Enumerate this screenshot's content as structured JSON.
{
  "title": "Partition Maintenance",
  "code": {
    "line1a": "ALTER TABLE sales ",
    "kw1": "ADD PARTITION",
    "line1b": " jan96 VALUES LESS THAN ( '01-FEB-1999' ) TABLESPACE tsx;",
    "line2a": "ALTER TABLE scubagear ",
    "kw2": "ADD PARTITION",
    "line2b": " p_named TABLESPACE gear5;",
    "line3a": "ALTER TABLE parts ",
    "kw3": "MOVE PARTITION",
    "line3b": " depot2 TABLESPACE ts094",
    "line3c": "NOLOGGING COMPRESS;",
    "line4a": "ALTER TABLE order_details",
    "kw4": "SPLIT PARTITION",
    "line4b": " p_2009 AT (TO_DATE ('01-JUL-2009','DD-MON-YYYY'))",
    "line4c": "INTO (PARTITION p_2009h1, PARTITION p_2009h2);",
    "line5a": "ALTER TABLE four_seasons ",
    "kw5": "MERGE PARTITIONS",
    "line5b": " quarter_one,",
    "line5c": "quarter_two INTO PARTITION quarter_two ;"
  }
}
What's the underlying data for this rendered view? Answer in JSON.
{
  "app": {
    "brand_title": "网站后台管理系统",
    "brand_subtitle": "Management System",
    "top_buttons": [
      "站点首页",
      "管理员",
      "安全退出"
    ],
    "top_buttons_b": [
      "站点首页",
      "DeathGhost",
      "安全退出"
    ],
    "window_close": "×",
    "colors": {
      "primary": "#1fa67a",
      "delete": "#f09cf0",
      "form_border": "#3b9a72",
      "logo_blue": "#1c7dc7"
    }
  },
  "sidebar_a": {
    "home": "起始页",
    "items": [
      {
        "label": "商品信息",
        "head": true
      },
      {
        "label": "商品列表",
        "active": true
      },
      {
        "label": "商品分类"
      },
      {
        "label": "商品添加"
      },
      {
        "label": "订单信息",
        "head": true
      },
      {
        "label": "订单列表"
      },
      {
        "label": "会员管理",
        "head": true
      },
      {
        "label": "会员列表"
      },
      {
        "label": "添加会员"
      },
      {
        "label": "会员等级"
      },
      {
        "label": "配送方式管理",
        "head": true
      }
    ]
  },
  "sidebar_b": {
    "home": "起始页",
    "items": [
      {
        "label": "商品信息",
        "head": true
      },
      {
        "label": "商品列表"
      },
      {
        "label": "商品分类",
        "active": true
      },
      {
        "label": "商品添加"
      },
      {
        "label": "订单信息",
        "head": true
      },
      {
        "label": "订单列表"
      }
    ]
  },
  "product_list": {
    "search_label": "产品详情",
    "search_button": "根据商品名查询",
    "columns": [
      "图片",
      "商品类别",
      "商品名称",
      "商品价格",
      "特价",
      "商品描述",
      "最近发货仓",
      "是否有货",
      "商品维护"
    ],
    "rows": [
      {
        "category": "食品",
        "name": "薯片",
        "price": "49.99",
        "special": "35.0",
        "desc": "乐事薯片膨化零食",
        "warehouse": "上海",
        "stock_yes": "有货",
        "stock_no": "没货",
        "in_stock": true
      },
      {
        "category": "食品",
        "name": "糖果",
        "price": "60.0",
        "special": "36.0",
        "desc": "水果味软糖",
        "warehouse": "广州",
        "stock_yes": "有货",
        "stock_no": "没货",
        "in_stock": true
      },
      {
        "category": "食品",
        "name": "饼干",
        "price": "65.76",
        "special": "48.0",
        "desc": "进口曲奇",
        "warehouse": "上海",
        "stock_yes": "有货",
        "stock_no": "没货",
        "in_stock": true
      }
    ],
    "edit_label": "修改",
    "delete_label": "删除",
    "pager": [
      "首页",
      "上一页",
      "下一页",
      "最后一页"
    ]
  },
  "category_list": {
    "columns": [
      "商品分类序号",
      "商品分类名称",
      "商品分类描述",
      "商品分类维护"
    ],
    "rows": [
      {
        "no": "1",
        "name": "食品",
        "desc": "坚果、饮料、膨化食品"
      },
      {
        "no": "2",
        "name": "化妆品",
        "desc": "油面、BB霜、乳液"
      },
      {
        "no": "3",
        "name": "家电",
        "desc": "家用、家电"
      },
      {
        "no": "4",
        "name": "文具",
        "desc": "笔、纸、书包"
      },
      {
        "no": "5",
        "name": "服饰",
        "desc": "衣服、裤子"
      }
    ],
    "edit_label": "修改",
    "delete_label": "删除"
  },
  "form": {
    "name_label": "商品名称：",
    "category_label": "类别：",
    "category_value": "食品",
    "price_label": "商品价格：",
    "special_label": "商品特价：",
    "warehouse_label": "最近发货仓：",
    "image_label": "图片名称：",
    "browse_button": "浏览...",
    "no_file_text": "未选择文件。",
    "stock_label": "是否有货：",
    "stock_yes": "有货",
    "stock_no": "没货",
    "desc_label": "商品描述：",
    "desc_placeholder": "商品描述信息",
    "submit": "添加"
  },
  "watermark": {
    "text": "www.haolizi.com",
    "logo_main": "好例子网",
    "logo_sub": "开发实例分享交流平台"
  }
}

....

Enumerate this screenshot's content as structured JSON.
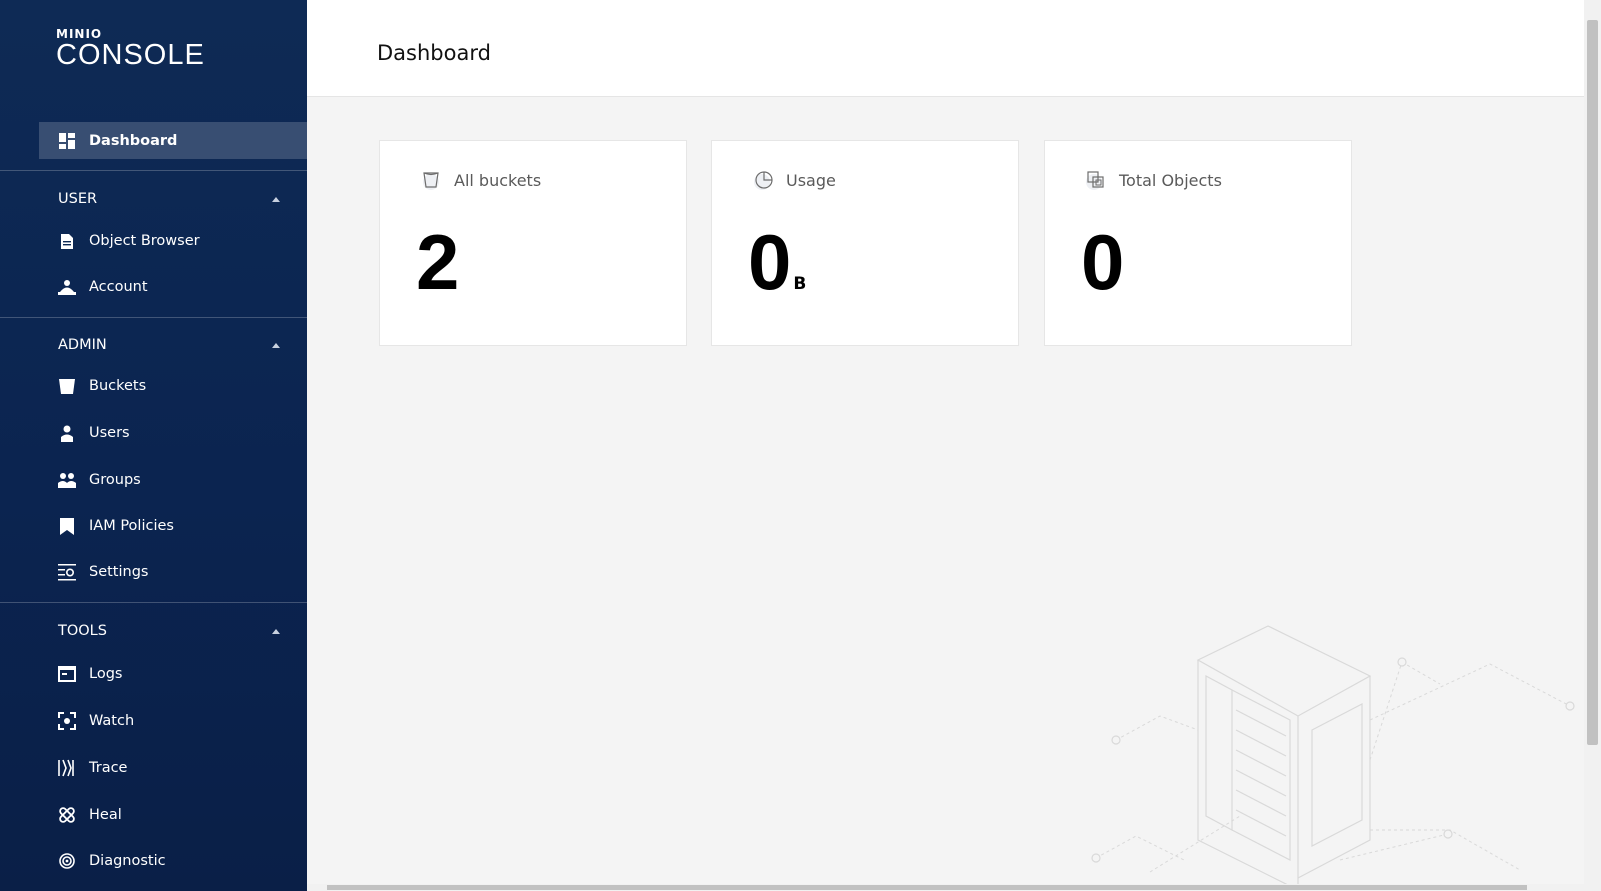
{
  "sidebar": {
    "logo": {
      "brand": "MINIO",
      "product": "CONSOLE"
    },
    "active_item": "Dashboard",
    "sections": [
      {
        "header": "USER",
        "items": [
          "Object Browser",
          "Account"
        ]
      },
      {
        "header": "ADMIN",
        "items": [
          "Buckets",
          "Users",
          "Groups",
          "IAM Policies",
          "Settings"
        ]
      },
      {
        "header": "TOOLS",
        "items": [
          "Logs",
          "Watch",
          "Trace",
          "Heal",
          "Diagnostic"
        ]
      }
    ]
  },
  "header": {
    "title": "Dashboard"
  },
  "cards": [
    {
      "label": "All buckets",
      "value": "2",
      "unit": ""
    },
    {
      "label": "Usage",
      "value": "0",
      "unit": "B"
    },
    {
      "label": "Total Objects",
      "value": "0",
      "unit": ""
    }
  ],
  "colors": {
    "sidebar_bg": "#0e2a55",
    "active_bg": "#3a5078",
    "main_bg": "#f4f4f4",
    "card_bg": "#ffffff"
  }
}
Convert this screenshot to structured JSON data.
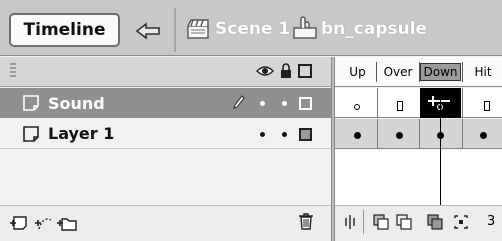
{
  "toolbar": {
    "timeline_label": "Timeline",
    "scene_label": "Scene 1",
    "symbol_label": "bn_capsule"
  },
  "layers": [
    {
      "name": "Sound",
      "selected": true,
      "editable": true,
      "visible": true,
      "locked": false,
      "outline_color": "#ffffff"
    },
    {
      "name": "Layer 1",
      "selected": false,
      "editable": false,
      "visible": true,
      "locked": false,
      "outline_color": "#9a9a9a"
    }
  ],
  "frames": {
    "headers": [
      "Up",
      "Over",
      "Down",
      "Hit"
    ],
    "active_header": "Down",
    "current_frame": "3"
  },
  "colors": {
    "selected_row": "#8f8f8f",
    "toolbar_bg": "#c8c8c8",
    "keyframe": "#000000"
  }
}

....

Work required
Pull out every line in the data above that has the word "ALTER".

Answer to the problem
    "line1a": "ALTER TABLE sales ",
    "line2a": "ALTER TABLE scubagear ",
    "line3a": "ALTER TABLE parts ",
    "line4a": "ALTER TABLE order_details",
    "line5a": "ALTER TABLE four_seasons ",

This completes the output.